That’s right. I suggest you change the narrative that surrounds your desire to drop excess pounds and fit into skinny jeans, lower your blood pressure and live a happier, healthier life. (It is, after all, really true what “they” say: Nothing tastes as good as being thin feels.)
So instead of approaching a potential diet as a diet, approach it from another angle. Get out a journal. Or scrapbook. Or start a new Pinterest page and begin to articulate or visualize why you want to lose weight. Is it to feel better about dating someone? Is it to stop being breathless when climbing a flight of stairs? Is it to be able to keep up with your grandchildren on the playground? Is it to fit into a favorite outfit for an upcoming social occasion? Or is it to show a certain someone that you’ve got what it takes and then some? Hey, these are all great reasons to get healthier. And focusing on these reasons has to the potential to provide the motivation that might have been missing during previous attempts to lose weight.
While I was on my journey from over 450 pounds to around 175 pounds, I kept what I referred to as a “Me Book.” In it, I placed magazine articles about health and cutouts of whatever else that motivated me (even if just a certain picture or image). I also added photographs of clothes I wanted to wear and pictures from different kinds of media of “happy couples” that inspired me to visualize the kind of romantic relationship I wanted to find. I also included all sorts of health information, advice and even recipes that I would come across. I wasn’t into scrapbooking per se. But I was into reminding myself of why I wanted to take off the excess pounds.

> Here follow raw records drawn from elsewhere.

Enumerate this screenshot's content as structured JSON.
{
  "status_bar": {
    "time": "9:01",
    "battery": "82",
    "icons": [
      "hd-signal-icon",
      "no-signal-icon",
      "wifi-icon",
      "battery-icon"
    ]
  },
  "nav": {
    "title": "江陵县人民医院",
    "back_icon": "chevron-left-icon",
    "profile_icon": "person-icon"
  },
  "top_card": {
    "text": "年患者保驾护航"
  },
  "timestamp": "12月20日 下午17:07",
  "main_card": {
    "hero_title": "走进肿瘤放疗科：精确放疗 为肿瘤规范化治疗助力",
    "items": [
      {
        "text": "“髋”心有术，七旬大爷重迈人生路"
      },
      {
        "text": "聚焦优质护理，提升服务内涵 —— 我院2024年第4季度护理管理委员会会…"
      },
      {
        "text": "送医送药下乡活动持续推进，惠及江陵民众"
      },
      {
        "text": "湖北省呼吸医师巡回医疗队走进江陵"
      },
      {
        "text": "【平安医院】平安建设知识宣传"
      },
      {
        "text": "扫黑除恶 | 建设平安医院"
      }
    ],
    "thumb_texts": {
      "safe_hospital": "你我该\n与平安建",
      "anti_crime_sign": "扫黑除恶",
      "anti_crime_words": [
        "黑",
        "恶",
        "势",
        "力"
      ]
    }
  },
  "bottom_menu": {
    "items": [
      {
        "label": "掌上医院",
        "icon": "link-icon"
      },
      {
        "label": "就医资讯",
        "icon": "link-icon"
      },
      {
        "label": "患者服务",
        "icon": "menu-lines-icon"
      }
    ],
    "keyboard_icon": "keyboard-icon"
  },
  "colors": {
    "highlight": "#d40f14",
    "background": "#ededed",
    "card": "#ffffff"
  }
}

Anytime I would be tempted to stray from my eating and exercise plans, I would pick up my “why I wanted to lose weight” book and thumb through it—reminding myself of all of the reasons I was committed to really achieving dieting success this time around. And guess what? It worked.
Again, not only did I take the excess weight off, but also I kept it off. All because I had an easy vehicle (my book) for reminding myself of my WHYs. And as mentioned before, these days you can even create a virtual “reasons” scrapbook on a site like Pinterest or something similar.
So if you’re contemplating a weight loss journey that can lead to many of your dreams coming true, start with putting the dreams into focus. Then the healthier eating, the healthy movement, the better sleep and even the 8 glasses of water (or however many) might become more routine a little more easily than they have in the past.
Whether virtual or otherwise, you might want to try creating a book that becomes the testament to WHY you want to lose weight and just let the HOW fall into place naturally. What have you got to lose?